* Work item:
If a line in the records below contains "legend", copy that line.

* Given records:
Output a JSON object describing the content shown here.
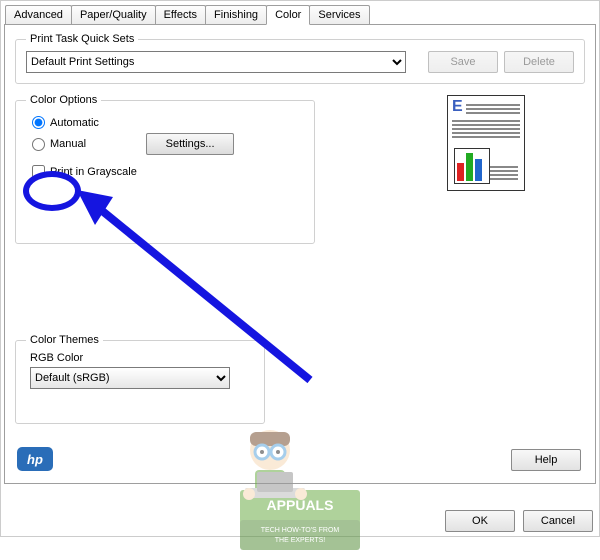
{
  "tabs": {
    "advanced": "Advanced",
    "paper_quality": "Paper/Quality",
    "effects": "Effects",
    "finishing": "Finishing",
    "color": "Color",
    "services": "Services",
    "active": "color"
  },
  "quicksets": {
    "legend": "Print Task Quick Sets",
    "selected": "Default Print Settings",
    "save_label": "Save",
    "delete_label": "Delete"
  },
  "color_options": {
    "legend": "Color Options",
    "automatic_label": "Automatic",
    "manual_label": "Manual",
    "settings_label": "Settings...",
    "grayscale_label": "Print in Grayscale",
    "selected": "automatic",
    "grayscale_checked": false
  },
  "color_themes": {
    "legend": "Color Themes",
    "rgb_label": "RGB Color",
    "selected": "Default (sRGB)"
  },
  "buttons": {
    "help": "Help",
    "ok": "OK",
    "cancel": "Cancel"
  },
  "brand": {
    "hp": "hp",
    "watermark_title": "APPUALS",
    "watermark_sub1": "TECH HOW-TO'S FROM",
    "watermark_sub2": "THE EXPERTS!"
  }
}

* Task result:
    "legend": "Print Task Quick Sets",
    "legend": "Color Options",
    "legend": "Color Themes",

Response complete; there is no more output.